- type of residence, including residing in a long-term care facility.
Policymakers should improve access to voting for residents of long-term care facilities. This includes permitting and encouraging mobile polling.
Polling places must be accessible to people with disabilities, including people who use wheelchairs. People with disabilities should be permitted to seek expedited judicial remedies when polling places are inaccessible. States should be required to submit accessibility plans using a standardized assessment instrument. Polling places should meet accessibility criteria at least as stringent as the FEC’s model criteria.
Policymakers should develop best practices for ballot design to maximize access. Instructions, signage, and other communications regarding elections should also be accessible. The Department of Justice should expand its monitoring and oversight to ensure accessibility and privacy for voters with disabilities.
Policymakers should put in place policies to assist individuals with disabilities in voting. This includes people with cognitive impairments. Protections should be put in place to prevent those who assist voters with disabilities from influencing their vote.

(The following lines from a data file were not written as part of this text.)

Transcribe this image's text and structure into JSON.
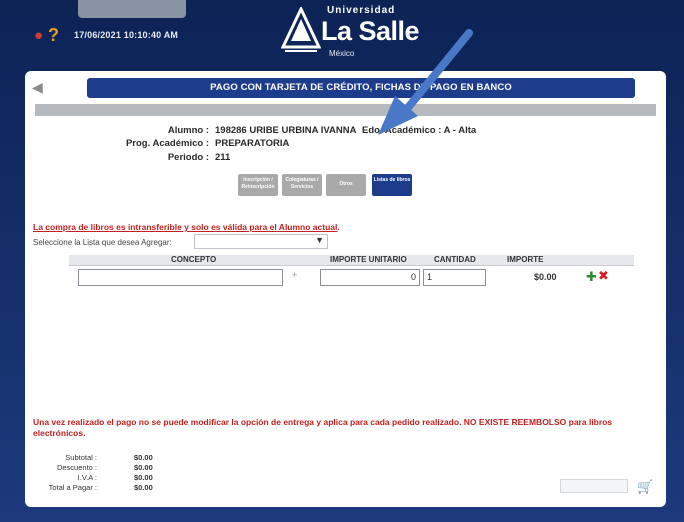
{
  "header": {
    "datetime": "17/06/2021 10:10:40 AM",
    "logo_top": "Universidad",
    "logo_main": "La Salle",
    "logo_country": "México"
  },
  "panel": {
    "title": "PAGO CON TARJETA DE CRÉDITO, FICHAS DE PAGO EN BANCO"
  },
  "student": {
    "alumno_label": "Alumno :",
    "alumno_value": "198286 URIBE URBINA IVANNA",
    "edo_label": "Edo. Académico : A - Alta",
    "prog_label": "Prog. Académico :",
    "prog_value": "PREPARATORIA",
    "periodo_label": "Periodo :",
    "periodo_value": "211"
  },
  "tabs": [
    {
      "label": "Inscripción / Reinscripción"
    },
    {
      "label": "Colegiaturas / Servicios"
    },
    {
      "label": "Otros"
    },
    {
      "label": "Listas de libros"
    }
  ],
  "books": {
    "warning_underlined": "La compra de libros es intransferible y solo es válida para el Alumno actual",
    "warning_suffix": ".",
    "select_label": "Seleccione la Lista que desea Agregar:",
    "select_value": "",
    "columns": [
      "CONCEPTO",
      "IMPORTE UNITARIO",
      "CANTIDAD",
      "IMPORTE"
    ],
    "row": {
      "concepto": "",
      "importe_unitario": "0",
      "cantidad": "1",
      "importe": "$0.00"
    }
  },
  "refund_note": "Una vez realizado el pago no se puede modificar la opción de entrega y aplica para cada pedido realizado. NO EXISTE REEMBOLSO para libros electrónicos.",
  "totals": [
    {
      "label": "Subtotal :",
      "value": "$0.00"
    },
    {
      "label": "Descuento :",
      "value": "$0.00"
    },
    {
      "label": "I.V.A :",
      "value": "$0.00"
    },
    {
      "label": "Total a Pagar :",
      "value": "$0.00"
    }
  ],
  "colors": {
    "brand_navy": "#1d3c8c",
    "warning_red": "#c41f1f",
    "annotation_arrow": "#4a78c8"
  }
}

Individuals with mental incapacity should, by default, retain their right to vote (see also Adult Guardianship). Any restrictions on voting rights should require a court of competent jurisdiction to determine that there is clear and convincing evidence that:
- the voter has been afforded appropriate due process protections; and
- the voter cannot communicate, with appropriate accommodations, a specific desire to participate in the voting process.
States should revise ballot initiative processes to curb the undue influence of special interests with access to significant financial resources. States should also enact policies to decrease fraud and deceptive practices.
State and local policymakers should:
- ensure that their primary and electoral systems maximize voter participation;
- eliminate the harmful effects of partisanship; and
- consider putting in place alternative voting models. This includes open primaries, nonpartisan blanket primaries, and ranked-choice voting.
The Electoral College
Federal and state policymakers should maintain fairness in the Electoral College. They should maximize voter participation and encourage public engagement with candidates and issues. Electoral College reforms should be nonpartisan and consistent with the principle of one person, one vote. They should also ensure equal access for people from historically disadvantaged racial and ethnic groups.
States allocation of Electoral College votes should be open, accountable, and timely.